Robbie Gould says that he's happy to put negotiations with the 49ers behind him after a "weird offseason," and that although Chicago will always be home for him, he's excited to return to San Francisco to play football for at least the next two seasons.

The veteran kicker, appearing on The Adam Schefter Podcast, discussed his new contract with the 49ers that was agreed upon before Monday's 4 p.m. deadline to sign franchised players to long-term deals. He said the 49ers "made a really aggressive push" to get a deal done.

"Who knows what would have happened if something didn't get done, but the 49ers stepped up big-time to get this done. And they stepped outside the box and had an open mind and we were able to get something done today, which is kind of nice," he said.

Financial terms were not disclosed, but league sources told Schefter it's a two-year, $10.5 million fully guaranteed contract that, including an option clause, could turn into a four-year, $19 million deal with $15 million guaranteed.

During the negotiations, Gould had expressed a desire to be closer to his family in Chicago.
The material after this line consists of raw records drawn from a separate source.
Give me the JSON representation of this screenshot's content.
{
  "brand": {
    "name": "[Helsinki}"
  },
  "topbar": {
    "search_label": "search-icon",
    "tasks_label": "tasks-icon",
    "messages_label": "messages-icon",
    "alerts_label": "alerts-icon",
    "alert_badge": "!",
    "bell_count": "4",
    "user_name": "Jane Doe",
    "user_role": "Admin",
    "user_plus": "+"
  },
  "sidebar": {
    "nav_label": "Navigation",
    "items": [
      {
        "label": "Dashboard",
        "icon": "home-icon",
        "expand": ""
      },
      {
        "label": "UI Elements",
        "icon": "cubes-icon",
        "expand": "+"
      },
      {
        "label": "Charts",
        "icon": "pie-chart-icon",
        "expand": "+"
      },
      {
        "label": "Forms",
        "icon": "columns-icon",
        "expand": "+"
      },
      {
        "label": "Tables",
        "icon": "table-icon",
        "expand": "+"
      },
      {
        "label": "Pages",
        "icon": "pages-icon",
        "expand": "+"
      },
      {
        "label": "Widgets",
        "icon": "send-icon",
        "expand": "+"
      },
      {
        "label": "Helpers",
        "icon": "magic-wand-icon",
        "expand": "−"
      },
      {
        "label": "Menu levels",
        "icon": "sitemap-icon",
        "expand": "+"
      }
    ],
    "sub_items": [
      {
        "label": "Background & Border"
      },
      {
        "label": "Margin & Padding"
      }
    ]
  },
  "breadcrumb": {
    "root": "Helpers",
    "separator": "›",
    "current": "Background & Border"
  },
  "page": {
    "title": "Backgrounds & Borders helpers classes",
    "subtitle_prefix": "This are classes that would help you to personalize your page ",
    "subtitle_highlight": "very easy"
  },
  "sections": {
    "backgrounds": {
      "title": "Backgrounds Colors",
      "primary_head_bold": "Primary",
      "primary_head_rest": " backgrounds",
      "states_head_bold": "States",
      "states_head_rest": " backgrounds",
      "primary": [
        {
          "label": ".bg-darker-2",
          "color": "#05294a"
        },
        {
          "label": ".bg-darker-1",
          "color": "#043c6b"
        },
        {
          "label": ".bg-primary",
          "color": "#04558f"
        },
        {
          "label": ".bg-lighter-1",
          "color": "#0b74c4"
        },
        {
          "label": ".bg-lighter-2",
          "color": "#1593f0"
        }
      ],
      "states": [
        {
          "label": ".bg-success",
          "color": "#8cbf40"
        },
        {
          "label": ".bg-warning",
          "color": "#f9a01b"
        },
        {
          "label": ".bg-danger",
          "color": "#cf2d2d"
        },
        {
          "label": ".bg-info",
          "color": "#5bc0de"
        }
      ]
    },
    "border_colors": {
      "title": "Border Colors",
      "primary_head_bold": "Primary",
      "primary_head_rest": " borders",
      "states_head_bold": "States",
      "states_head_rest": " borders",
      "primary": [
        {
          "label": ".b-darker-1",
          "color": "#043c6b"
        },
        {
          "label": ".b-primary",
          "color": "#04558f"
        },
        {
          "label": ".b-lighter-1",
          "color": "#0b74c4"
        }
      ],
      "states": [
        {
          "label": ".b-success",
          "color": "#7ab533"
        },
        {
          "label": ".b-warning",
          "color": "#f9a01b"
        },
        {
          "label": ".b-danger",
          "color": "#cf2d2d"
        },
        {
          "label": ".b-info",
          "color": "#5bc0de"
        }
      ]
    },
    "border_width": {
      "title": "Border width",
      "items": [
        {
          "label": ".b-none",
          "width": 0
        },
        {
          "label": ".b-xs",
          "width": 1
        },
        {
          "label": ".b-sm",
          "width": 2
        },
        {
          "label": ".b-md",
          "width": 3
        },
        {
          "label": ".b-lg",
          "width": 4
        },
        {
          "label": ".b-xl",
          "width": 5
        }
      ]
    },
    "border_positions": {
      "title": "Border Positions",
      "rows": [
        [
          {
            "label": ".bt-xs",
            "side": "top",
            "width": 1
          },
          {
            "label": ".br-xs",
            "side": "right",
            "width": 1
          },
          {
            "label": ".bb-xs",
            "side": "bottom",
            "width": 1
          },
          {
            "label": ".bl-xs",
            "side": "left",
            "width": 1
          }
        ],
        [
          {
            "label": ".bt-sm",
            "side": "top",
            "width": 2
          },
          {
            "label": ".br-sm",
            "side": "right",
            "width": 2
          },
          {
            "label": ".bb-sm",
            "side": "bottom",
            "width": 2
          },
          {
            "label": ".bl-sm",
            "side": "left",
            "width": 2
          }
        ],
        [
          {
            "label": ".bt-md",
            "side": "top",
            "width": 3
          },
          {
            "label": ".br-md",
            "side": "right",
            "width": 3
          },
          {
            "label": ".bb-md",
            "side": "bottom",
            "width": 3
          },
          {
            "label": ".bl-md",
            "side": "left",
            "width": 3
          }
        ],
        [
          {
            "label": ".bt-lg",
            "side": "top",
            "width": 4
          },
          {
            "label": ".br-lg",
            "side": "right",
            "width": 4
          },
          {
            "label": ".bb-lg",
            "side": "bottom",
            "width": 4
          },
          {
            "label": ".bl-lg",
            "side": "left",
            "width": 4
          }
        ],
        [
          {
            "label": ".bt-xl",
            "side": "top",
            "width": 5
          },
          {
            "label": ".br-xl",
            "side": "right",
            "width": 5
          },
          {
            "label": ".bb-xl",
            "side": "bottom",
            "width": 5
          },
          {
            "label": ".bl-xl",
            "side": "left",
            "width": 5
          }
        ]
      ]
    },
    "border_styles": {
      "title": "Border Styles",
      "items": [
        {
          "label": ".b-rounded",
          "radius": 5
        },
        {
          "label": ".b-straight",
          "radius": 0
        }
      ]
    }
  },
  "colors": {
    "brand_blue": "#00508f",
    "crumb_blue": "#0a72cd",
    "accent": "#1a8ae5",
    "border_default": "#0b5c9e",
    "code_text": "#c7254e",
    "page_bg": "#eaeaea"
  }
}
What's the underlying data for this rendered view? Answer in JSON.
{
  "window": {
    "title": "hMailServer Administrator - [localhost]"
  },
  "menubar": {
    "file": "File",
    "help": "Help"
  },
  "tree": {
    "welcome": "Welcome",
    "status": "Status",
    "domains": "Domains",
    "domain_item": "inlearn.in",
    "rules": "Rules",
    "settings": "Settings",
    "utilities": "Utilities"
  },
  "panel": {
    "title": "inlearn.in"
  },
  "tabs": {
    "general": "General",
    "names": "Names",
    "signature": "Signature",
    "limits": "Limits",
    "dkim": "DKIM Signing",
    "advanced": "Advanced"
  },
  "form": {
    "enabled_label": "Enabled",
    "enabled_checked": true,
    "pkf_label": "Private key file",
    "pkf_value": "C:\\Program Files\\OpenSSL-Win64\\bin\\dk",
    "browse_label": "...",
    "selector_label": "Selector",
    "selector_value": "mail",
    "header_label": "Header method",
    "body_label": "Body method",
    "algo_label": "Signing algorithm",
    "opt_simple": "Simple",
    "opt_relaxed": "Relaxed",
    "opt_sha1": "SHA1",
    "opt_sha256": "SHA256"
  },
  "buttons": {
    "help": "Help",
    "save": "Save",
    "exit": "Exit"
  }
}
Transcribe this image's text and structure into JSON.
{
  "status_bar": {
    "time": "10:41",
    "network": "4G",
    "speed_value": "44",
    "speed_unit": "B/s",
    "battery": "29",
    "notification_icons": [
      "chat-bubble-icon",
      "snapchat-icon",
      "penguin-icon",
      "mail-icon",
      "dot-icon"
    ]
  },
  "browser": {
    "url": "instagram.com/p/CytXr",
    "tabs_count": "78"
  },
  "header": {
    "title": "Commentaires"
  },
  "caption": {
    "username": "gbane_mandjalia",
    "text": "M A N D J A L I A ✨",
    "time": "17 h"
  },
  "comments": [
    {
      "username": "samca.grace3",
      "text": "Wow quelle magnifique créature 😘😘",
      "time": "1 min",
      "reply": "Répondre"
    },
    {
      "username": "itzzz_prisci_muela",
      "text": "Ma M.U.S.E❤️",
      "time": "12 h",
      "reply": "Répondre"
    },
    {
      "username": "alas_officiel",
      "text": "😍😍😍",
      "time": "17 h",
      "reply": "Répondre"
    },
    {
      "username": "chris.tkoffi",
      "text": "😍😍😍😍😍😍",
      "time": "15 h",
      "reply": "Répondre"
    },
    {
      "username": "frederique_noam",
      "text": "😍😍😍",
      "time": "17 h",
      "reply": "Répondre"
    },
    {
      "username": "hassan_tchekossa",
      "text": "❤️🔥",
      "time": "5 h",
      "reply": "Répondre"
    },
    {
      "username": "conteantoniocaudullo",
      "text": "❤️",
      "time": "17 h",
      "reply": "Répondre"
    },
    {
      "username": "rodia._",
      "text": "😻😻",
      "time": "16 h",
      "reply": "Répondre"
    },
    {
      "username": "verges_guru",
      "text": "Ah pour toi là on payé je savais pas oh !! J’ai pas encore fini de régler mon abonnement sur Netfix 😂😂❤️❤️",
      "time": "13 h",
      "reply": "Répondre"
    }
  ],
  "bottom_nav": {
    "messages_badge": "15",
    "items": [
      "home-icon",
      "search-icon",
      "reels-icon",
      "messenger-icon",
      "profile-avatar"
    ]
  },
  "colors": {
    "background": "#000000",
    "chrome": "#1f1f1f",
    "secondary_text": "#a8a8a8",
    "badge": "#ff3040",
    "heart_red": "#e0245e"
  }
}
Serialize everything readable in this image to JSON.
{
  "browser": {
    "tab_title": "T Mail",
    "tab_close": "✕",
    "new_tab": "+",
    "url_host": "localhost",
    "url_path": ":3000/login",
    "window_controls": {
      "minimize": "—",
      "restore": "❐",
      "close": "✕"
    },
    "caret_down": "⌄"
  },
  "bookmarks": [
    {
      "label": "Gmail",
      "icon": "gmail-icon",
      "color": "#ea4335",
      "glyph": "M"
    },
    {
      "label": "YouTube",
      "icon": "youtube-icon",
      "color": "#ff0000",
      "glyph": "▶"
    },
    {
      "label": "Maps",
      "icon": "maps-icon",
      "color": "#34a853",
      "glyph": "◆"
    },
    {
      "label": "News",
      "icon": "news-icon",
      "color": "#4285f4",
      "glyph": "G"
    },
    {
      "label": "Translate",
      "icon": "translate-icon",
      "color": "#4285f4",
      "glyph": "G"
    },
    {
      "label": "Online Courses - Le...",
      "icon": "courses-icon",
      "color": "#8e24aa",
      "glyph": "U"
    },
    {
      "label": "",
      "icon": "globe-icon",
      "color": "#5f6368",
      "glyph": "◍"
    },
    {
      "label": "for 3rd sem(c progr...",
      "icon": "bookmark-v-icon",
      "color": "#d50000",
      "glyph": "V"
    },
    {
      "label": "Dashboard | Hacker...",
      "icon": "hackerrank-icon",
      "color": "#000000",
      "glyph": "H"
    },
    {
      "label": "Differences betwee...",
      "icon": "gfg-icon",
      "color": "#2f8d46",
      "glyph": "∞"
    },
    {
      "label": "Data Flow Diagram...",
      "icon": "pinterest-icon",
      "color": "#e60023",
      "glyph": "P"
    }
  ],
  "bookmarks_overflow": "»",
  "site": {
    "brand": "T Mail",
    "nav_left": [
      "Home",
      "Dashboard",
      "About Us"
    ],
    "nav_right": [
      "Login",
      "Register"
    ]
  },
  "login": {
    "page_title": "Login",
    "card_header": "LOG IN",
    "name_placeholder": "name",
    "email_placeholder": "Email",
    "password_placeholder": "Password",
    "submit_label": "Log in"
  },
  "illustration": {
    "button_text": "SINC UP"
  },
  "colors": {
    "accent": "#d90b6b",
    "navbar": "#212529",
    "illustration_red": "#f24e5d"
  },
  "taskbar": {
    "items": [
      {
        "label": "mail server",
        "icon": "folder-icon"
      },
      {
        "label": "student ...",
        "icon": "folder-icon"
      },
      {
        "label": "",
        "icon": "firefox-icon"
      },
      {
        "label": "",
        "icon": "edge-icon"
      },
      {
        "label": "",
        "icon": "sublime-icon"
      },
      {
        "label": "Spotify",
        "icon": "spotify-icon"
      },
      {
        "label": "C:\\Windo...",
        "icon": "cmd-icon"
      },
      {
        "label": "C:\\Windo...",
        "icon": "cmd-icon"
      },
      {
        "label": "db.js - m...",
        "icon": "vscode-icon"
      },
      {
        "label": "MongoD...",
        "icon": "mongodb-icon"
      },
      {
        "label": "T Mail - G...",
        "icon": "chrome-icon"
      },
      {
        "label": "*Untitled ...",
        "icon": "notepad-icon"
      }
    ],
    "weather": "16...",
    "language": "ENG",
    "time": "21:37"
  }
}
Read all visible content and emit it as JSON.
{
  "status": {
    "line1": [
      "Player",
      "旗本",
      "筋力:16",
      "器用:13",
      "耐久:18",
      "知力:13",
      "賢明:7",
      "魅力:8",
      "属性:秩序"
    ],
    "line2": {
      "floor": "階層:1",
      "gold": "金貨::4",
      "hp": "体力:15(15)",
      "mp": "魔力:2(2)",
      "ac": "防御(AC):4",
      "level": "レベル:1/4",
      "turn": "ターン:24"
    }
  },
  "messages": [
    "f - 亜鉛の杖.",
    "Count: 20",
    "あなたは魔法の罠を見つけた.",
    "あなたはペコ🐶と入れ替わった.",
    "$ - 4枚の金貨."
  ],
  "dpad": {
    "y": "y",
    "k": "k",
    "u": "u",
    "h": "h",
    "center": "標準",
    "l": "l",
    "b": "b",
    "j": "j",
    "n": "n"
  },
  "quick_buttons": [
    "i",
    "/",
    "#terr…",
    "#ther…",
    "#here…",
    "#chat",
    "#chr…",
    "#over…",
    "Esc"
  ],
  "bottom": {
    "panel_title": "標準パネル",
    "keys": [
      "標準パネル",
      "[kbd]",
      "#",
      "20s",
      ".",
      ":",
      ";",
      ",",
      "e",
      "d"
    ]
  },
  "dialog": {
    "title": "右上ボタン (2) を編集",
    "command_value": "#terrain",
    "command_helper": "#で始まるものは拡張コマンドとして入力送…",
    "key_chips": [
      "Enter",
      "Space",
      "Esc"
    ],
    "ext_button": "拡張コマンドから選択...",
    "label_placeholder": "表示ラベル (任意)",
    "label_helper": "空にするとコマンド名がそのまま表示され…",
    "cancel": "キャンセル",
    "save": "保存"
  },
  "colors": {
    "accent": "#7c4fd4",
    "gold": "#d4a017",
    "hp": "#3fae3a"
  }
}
His agent had requested a trade in April, and the Chicago Bears made for a logical suitor based on their unsettled kicking situation.

"It's a tough situation, for sure; you know Chicago's home for me. I have a permanent house here in Chicago, it will always be home. I love the [Bears] organization. I played here for 11 years, I'm the all-time leading scorer. It's just been kind of a weird offseason," he said.

Gould called the free-agency process "a roller-coaster of emotions" after being franchised and then thinking the 49ers might be signing another kicker when they negotiated with Stephen Gostkowski, who later re-signed with the New England Patriots.

"The big thing for me is that I wanted to be close to my family, and in the beginning, in the entire conversation with the 49ers, they knew it would have to take at least two years to fully guaranteed in a contract to get me to come back, and they were able to make that happen," he said.

He said that because the contract was agreed to with training camp looming, his family will remain in Chicago this season as his oldest son will begin kindergarten. He will return during the bye week and said his wife will make a trip to San Francisco during the season. He said his family will join him in San Francisco for the 2020 season.

"For me, Chicago is going to be where I'm going to live, even after football," he said.

Asked what he told the 49ers when the deal was done, he said, "I just said thanks.

"I know it's been a crazy 17 months. There's been a lot that's happened, there's been a lot that's been said and done on both ends, but I'm glad it's done, I'm glad we can put this behind us and I'm excited to play football and go win a championship."